EXERCISE INSTRUCTIONS | Go through the material and tally the lines containing the string "text". Give the total alone.
[RECORDED DATA Boundary: Start]
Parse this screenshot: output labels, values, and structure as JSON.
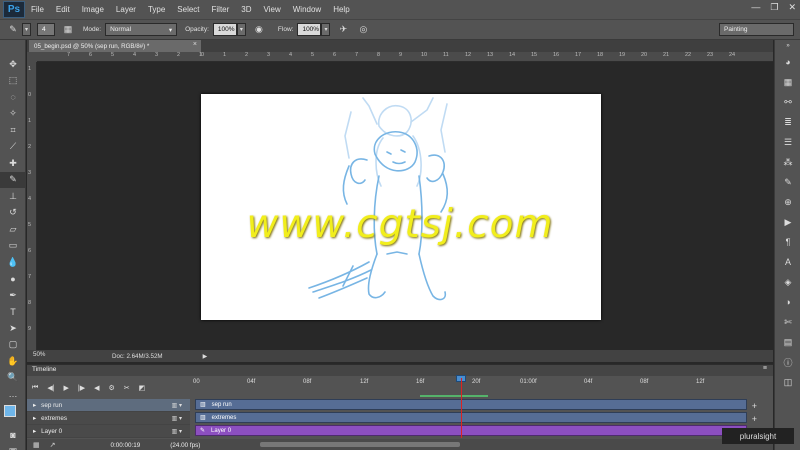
{
  "menubar": {
    "logo": "Ps",
    "items": [
      "File",
      "Edit",
      "Image",
      "Layer",
      "Type",
      "Select",
      "Filter",
      "3D",
      "View",
      "Window",
      "Help"
    ],
    "win_minimize": "—",
    "win_restore": "❐",
    "win_close": "✕"
  },
  "options": {
    "brush_size": "4",
    "mode_label": "Mode:",
    "mode_value": "Normal",
    "opacity_label": "Opacity:",
    "opacity_value": "100%",
    "flow_label": "Flow:",
    "flow_value": "100%",
    "workspace": "Painting"
  },
  "document": {
    "tab_title": "05_begin.psd @ 50% (sep run, RGB/8#) *",
    "close": "×",
    "watermark": "www.cgtsj.com"
  },
  "ruler": {
    "h": [
      "7",
      "6",
      "5",
      "4",
      "3",
      "2",
      "1",
      "0",
      "1",
      "2",
      "3",
      "4",
      "5",
      "6",
      "7",
      "8",
      "9",
      "10",
      "11",
      "12",
      "13",
      "14",
      "15",
      "16",
      "17",
      "18",
      "19",
      "20",
      "21",
      "22",
      "23",
      "24"
    ],
    "v": [
      "1",
      "0",
      "1",
      "2",
      "3",
      "4",
      "5",
      "6",
      "7",
      "8",
      "9"
    ]
  },
  "status": {
    "zoom": "50%",
    "doc": "Doc: 2.64M/3.52M",
    "arrow": "▶"
  },
  "timeline": {
    "title": "Timeline",
    "controls": [
      "⏮",
      "◀|",
      "▶",
      "|▶",
      "◀",
      "⚙",
      "✂",
      "◩"
    ],
    "ruler": [
      "00",
      "04f",
      "08f",
      "12f",
      "16f",
      "20f",
      "01:00f",
      "04f",
      "08f",
      "12f"
    ],
    "tracks": [
      {
        "name": "sep run"
      },
      {
        "name": "extremes"
      },
      {
        "name": "Layer 0"
      }
    ],
    "time": "0:00:00:19",
    "fps": "(24.00 fps)"
  },
  "branding": "pluralsight"
}
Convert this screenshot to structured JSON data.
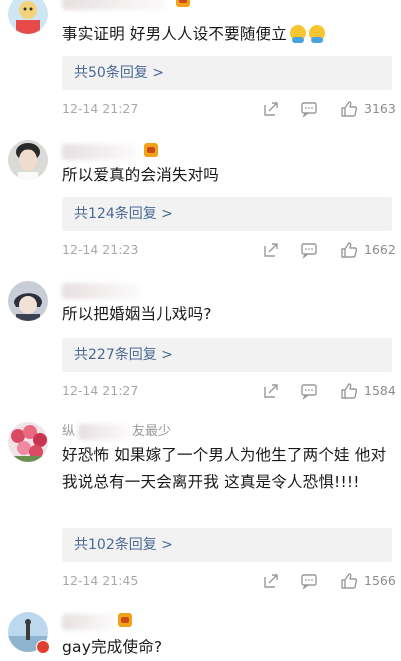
{
  "comments": [
    {
      "username": "",
      "text": "事实证明 好男人人设不要随便立",
      "reply_link": "共50条回复 >",
      "time": "12-14 21:27",
      "likes": "3163",
      "has_emoji": true
    },
    {
      "username": "",
      "text": "所以爱真的会消失对吗",
      "reply_link": "共124条回复 >",
      "time": "12-14 21:23",
      "likes": "1662"
    },
    {
      "username": "",
      "text": "所以把婚姻当儿戏吗?",
      "reply_link": "共227条回复 >",
      "time": "12-14 21:27",
      "likes": "1584"
    },
    {
      "username": "纵",
      "username_suffix": "友最少",
      "text": "好恐怖 如果嫁了一个男人为他生了两个娃 他对我说总有一天会离开我 这真是令人恐惧!!!!",
      "reply_link": "共102条回复 >",
      "time": "12-14 21:45",
      "likes": "1566"
    },
    {
      "username": "",
      "text": "gay完成使命?"
    }
  ],
  "colors": {
    "link": "#4a6a95",
    "meta": "#a8a8a8",
    "reply_bg": "#f2f2f2",
    "badge": "#e0412e"
  },
  "icons": [
    "share-icon",
    "comment-icon",
    "like-icon",
    "emoji-icon",
    "level-icon"
  ]
}
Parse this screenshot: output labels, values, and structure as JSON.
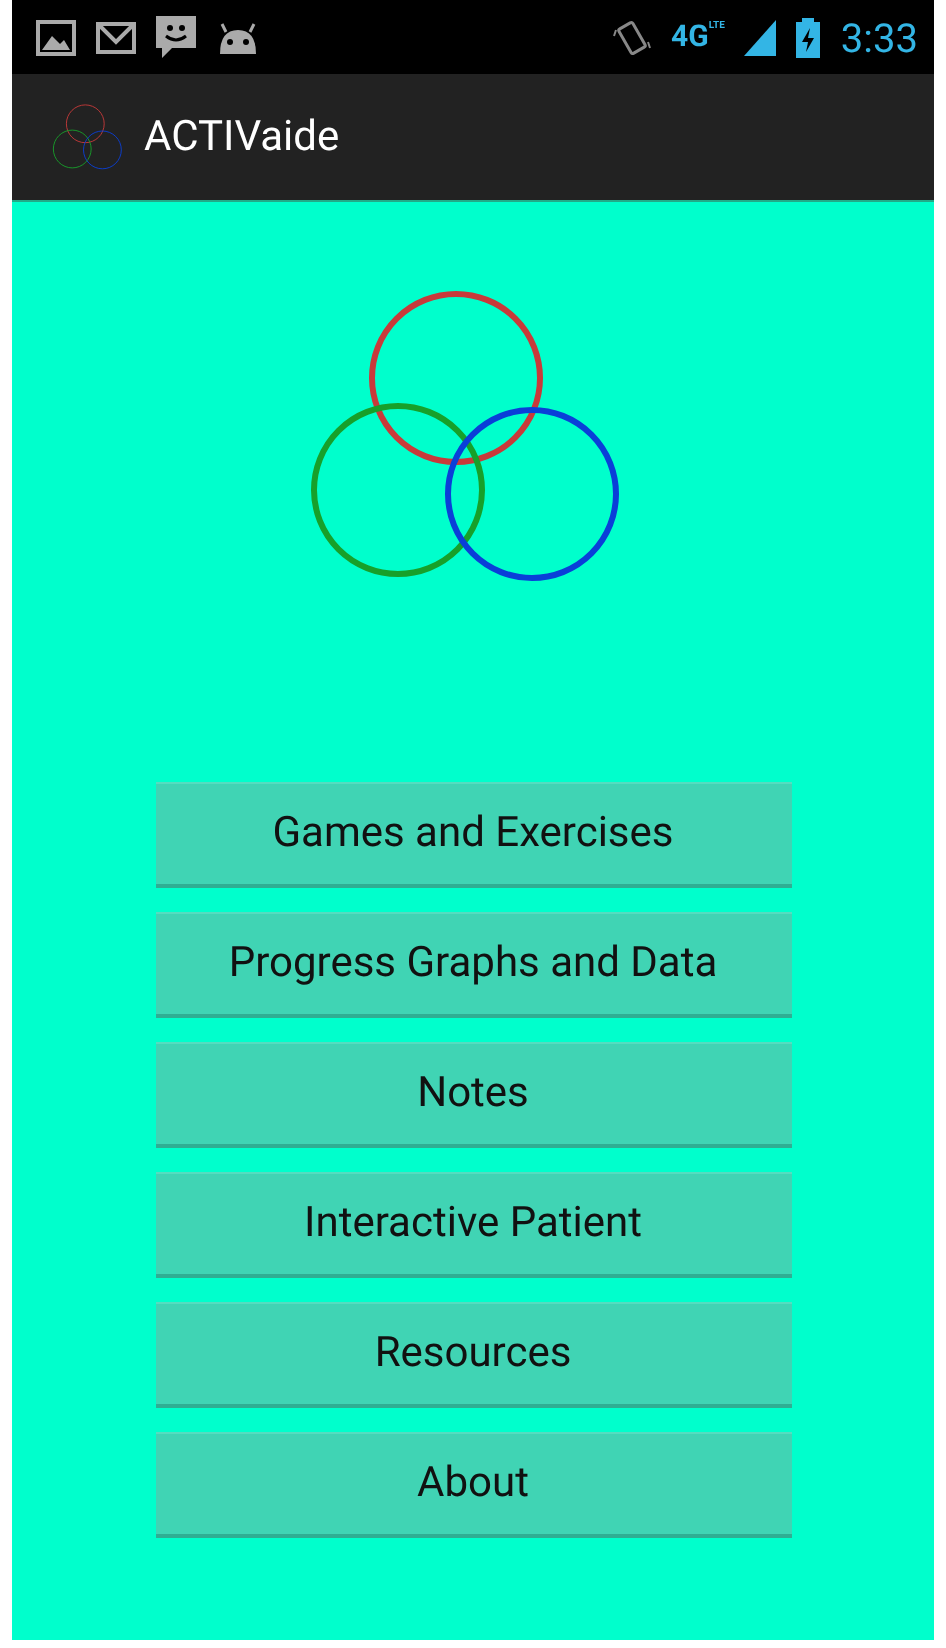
{
  "status_bar": {
    "network": "4G",
    "network_sub": "LTE",
    "time": "3:33"
  },
  "action_bar": {
    "title": "ACTIVaide"
  },
  "menu": [
    {
      "label": "Games and Exercises"
    },
    {
      "label": "Progress Graphs and Data"
    },
    {
      "label": "Notes"
    },
    {
      "label": "Interactive Patient"
    },
    {
      "label": "Resources"
    },
    {
      "label": "About"
    }
  ]
}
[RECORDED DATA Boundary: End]
RESPONSE AREA | 5